Element data from apps and pages:
* * *

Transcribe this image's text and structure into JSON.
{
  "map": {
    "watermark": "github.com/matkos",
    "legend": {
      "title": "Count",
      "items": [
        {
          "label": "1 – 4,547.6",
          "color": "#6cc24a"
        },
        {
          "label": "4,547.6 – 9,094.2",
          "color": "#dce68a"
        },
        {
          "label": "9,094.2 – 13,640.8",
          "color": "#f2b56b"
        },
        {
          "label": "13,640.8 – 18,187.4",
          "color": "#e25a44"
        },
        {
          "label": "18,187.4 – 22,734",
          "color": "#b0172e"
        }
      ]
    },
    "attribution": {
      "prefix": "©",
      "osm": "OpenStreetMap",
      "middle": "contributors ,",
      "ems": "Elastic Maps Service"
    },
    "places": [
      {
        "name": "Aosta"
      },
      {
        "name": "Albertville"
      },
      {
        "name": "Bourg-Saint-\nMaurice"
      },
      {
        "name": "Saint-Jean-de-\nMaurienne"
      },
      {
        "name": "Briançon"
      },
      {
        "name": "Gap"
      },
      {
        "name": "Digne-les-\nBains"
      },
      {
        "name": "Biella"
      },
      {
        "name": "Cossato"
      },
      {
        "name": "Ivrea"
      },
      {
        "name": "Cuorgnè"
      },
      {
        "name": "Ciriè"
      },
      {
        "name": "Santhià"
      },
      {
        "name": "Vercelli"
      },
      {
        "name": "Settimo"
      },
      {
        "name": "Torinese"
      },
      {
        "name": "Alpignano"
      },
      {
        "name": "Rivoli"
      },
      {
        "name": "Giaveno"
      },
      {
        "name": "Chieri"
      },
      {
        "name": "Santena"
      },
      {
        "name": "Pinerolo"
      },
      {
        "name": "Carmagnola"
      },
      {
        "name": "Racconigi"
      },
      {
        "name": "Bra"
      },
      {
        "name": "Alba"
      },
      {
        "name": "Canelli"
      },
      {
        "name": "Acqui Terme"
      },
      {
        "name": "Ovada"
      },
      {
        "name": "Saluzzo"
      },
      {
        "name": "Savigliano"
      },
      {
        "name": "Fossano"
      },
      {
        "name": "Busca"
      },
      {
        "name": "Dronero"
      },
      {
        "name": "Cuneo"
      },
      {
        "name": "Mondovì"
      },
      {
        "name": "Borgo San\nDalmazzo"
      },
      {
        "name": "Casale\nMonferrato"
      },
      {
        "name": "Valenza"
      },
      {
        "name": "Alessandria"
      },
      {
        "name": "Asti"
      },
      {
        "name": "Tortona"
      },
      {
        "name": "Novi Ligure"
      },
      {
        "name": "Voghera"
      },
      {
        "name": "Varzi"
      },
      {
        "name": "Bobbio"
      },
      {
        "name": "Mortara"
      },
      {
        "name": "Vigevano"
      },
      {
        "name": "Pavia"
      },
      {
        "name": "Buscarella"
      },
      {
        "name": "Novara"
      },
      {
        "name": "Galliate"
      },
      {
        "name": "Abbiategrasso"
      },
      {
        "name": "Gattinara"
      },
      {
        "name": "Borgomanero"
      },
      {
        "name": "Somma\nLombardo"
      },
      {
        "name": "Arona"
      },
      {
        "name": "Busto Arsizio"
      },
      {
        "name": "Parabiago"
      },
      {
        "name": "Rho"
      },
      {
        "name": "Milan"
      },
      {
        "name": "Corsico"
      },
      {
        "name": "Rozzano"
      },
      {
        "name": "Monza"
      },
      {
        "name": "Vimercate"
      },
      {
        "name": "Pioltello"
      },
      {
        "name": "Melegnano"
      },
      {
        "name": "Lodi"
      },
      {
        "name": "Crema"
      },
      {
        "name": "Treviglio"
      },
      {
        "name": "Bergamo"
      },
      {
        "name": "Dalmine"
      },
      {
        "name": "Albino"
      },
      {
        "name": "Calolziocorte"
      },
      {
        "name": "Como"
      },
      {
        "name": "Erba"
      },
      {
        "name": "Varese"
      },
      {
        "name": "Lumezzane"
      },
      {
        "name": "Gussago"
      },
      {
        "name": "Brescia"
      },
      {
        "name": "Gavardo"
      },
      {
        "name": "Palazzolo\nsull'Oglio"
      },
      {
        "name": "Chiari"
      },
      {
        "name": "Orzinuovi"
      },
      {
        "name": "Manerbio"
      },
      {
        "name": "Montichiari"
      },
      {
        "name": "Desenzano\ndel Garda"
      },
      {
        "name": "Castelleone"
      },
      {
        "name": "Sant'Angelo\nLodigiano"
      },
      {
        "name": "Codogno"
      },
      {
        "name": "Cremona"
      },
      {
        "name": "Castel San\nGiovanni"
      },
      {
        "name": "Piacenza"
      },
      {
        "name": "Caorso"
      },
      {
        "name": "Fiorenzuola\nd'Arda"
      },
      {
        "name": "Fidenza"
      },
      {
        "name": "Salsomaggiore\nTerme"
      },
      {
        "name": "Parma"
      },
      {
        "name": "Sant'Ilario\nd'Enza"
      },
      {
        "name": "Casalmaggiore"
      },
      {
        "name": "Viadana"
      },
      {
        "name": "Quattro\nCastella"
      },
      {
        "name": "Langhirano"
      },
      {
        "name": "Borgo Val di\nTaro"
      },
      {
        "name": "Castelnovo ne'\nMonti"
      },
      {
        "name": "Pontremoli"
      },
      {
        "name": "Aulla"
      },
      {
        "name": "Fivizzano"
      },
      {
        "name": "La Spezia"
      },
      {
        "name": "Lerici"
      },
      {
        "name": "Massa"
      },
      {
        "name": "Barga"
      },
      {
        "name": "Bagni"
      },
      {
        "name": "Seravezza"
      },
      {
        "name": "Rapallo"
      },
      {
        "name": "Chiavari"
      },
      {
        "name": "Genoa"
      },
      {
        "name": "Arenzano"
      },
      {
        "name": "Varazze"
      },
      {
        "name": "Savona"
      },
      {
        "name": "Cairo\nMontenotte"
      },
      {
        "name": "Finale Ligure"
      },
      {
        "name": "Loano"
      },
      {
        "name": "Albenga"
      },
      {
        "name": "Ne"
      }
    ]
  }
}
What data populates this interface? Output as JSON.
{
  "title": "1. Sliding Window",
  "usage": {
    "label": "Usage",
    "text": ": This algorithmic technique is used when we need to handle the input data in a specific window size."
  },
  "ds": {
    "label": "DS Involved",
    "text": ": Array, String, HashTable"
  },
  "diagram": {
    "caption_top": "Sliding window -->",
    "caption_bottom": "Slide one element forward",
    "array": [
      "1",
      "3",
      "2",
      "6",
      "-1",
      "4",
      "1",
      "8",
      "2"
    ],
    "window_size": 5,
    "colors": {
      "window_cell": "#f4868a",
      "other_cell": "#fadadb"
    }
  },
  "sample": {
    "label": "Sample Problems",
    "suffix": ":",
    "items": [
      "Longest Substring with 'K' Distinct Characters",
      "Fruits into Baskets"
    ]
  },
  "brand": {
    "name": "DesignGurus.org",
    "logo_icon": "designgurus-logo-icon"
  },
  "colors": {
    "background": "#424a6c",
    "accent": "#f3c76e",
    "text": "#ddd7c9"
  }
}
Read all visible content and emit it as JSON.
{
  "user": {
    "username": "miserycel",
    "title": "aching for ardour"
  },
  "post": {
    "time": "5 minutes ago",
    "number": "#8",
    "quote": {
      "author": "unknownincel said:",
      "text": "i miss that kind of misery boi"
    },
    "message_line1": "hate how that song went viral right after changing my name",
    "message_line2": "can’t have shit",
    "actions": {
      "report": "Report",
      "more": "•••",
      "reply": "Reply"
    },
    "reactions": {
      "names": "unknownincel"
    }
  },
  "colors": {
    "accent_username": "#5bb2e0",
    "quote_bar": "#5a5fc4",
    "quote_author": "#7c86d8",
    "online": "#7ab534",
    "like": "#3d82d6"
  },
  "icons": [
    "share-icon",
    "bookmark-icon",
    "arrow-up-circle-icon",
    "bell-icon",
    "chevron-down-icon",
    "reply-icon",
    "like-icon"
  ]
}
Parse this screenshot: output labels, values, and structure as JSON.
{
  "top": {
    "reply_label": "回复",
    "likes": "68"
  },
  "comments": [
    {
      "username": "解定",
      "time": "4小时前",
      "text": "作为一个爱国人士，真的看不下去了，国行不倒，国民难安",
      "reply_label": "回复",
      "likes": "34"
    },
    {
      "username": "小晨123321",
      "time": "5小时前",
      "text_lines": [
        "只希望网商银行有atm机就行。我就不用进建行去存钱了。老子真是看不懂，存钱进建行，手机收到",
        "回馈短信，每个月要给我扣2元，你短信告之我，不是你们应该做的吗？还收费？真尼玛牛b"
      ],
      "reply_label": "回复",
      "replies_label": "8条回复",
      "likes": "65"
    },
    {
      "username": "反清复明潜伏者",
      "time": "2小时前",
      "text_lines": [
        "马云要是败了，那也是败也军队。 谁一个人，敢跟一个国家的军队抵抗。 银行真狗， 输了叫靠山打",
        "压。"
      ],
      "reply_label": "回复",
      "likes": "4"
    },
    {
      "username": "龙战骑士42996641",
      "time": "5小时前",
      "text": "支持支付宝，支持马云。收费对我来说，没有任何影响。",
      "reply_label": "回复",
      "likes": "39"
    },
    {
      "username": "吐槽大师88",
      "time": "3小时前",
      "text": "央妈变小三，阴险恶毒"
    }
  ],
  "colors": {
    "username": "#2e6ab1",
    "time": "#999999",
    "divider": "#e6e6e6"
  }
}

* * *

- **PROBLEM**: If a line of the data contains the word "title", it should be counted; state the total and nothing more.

- **RESULT**: 3